**TASK PROMPT**
Would you please return all of the entries below exactly as shown?

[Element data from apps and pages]

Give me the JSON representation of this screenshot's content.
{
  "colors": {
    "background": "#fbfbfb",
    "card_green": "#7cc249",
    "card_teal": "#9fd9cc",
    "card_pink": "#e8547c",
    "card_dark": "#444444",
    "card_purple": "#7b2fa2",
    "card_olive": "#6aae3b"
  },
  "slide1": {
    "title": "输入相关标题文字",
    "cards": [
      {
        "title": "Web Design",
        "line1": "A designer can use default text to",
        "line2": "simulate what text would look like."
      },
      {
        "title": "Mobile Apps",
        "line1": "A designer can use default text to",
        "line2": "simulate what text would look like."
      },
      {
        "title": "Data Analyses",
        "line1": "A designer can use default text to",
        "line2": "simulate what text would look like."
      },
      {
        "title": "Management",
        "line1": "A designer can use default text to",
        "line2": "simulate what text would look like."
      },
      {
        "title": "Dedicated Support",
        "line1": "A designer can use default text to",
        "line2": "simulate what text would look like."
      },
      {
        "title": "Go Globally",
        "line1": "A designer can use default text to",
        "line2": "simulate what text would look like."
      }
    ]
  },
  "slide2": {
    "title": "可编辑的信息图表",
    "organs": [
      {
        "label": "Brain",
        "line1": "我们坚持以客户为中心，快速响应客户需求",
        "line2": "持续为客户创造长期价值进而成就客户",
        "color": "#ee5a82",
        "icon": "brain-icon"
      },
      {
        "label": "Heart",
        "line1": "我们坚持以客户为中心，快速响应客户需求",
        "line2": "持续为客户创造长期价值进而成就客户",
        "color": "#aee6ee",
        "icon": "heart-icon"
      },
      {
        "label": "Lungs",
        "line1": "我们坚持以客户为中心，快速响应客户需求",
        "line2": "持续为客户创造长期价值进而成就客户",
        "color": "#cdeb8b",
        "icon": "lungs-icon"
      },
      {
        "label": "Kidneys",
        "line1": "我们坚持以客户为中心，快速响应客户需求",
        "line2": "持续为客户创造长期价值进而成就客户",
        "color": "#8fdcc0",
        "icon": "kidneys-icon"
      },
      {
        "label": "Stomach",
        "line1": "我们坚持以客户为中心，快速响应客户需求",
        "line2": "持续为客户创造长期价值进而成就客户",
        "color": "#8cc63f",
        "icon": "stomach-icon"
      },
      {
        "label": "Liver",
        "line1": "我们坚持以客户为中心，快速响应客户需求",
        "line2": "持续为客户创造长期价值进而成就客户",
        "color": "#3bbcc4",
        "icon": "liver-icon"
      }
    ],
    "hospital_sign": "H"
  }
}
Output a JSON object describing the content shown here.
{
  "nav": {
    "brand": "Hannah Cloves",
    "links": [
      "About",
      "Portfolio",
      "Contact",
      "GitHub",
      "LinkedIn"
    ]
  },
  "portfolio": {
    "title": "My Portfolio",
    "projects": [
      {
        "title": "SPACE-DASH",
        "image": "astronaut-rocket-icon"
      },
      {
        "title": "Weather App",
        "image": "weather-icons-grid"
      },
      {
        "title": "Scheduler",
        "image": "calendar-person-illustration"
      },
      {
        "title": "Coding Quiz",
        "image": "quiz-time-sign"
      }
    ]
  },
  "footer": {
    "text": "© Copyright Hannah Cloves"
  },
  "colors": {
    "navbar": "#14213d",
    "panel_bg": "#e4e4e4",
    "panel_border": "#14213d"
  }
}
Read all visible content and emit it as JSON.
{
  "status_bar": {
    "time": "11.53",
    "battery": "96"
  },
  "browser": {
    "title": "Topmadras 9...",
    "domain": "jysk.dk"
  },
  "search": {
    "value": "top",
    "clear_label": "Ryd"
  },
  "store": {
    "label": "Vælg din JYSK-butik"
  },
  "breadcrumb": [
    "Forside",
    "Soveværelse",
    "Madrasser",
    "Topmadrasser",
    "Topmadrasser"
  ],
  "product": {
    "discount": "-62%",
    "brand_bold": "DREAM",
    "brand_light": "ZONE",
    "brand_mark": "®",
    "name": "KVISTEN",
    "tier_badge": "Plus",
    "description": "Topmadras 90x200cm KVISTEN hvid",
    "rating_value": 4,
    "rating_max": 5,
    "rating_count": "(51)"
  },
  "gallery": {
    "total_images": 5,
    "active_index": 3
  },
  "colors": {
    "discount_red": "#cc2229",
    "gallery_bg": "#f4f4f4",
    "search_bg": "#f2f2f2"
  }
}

**SOLUTION FOR THIS PROBLEM**
Give me the JSON representation of this screenshot's content.
{
  "colors": {
    "background": "#fbfbfb",
    "card_green": "#7cc249",
    "card_teal": "#9fd9cc",
    "card_pink": "#e8547c",
    "card_dark": "#444444",
    "card_purple": "#7b2fa2",
    "card_olive": "#6aae3b"
  },
  "slide1": {
    "title": "输入相关标题文字",
    "cards": [
      {
        "title": "Web Design",
        "line1": "A designer can use default text to",
        "line2": "simulate what text would look like."
      },
      {
        "title": "Mobile Apps",
        "line1": "A designer can use default text to",
        "line2": "simulate what text would look like."
      },
      {
        "title": "Data Analyses",
        "line1": "A designer can use default text to",
        "line2": "simulate what text would look like."
      },
      {
        "title": "Management",
        "line1": "A designer can use default text to",
        "line2": "simulate what text would look like."
      },
      {
        "title": "Dedicated Support",
        "line1": "A designer can use default text to",
        "line2": "simulate what text would look like."
      },
      {
        "title": "Go Globally",
        "line1": "A designer can use default text to",
        "line2": "simulate what text would look like."
      }
    ]
  },
  "slide2": {
    "title": "可编辑的信息图表",
    "organs": [
      {
        "label": "Brain",
        "line1": "我们坚持以客户为中心，快速响应客户需求",
        "line2": "持续为客户创造长期价值进而成就客户",
        "color": "#ee5a82",
        "icon": "brain-icon"
      },
      {
        "label": "Heart",
        "line1": "我们坚持以客户为中心，快速响应客户需求",
        "line2": "持续为客户创造长期价值进而成就客户",
        "color": "#aee6ee",
        "icon": "heart-icon"
      },
      {
        "label": "Lungs",
        "line1": "我们坚持以客户为中心，快速响应客户需求",
        "line2": "持续为客户创造长期价值进而成就客户",
        "color": "#cdeb8b",
        "icon": "lungs-icon"
      },
      {
        "label": "Kidneys",
        "line1": "我们坚持以客户为中心，快速响应客户需求",
        "line2": "持续为客户创造长期价值进而成就客户",
        "color": "#8fdcc0",
        "icon": "kidneys-icon"
      },
      {
        "label": "Stomach",
        "line1": "我们坚持以客户为中心，快速响应客户需求",
        "line2": "持续为客户创造长期价值进而成就客户",
        "color": "#8cc63f",
        "icon": "stomach-icon"
      },
      {
        "label": "Liver",
        "line1": "我们坚持以客户为中心，快速响应客户需求",
        "line2": "持续为客户创造长期价值进而成就客户",
        "color": "#3bbcc4",
        "icon": "liver-icon"
      }
    ],
    "hospital_sign": "H"
  }
}
Output a JSON object describing the content shown here.
{
  "nav": {
    "brand": "Hannah Cloves",
    "links": [
      "About",
      "Portfolio",
      "Contact",
      "GitHub",
      "LinkedIn"
    ]
  },
  "portfolio": {
    "title": "My Portfolio",
    "projects": [
      {
        "title": "SPACE-DASH",
        "image": "astronaut-rocket-icon"
      },
      {
        "title": "Weather App",
        "image": "weather-icons-grid"
      },
      {
        "title": "Scheduler",
        "image": "calendar-person-illustration"
      },
      {
        "title": "Coding Quiz",
        "image": "quiz-time-sign"
      }
    ]
  },
  "footer": {
    "text": "© Copyright Hannah Cloves"
  },
  "colors": {
    "navbar": "#14213d",
    "panel_bg": "#e4e4e4",
    "panel_border": "#14213d"
  }
}
Read all visible content and emit it as JSON.
{
  "status_bar": {
    "time": "11.53",
    "battery": "96"
  },
  "browser": {
    "title": "Topmadras 9...",
    "domain": "jysk.dk"
  },
  "search": {
    "value": "top",
    "clear_label": "Ryd"
  },
  "store": {
    "label": "Vælg din JYSK-butik"
  },
  "breadcrumb": [
    "Forside",
    "Soveværelse",
    "Madrasser",
    "Topmadrasser",
    "Topmadrasser"
  ],
  "product": {
    "discount": "-62%",
    "brand_bold": "DREAM",
    "brand_light": "ZONE",
    "brand_mark": "®",
    "name": "KVISTEN",
    "tier_badge": "Plus",
    "description": "Topmadras 90x200cm KVISTEN hvid",
    "rating_value": 4,
    "rating_max": 5,
    "rating_count": "(51)"
  },
  "gallery": {
    "total_images": 5,
    "active_index": 3
  },
  "colors": {
    "discount_red": "#cc2229",
    "gallery_bg": "#f4f4f4",
    "search_bg": "#f2f2f2"
  }
}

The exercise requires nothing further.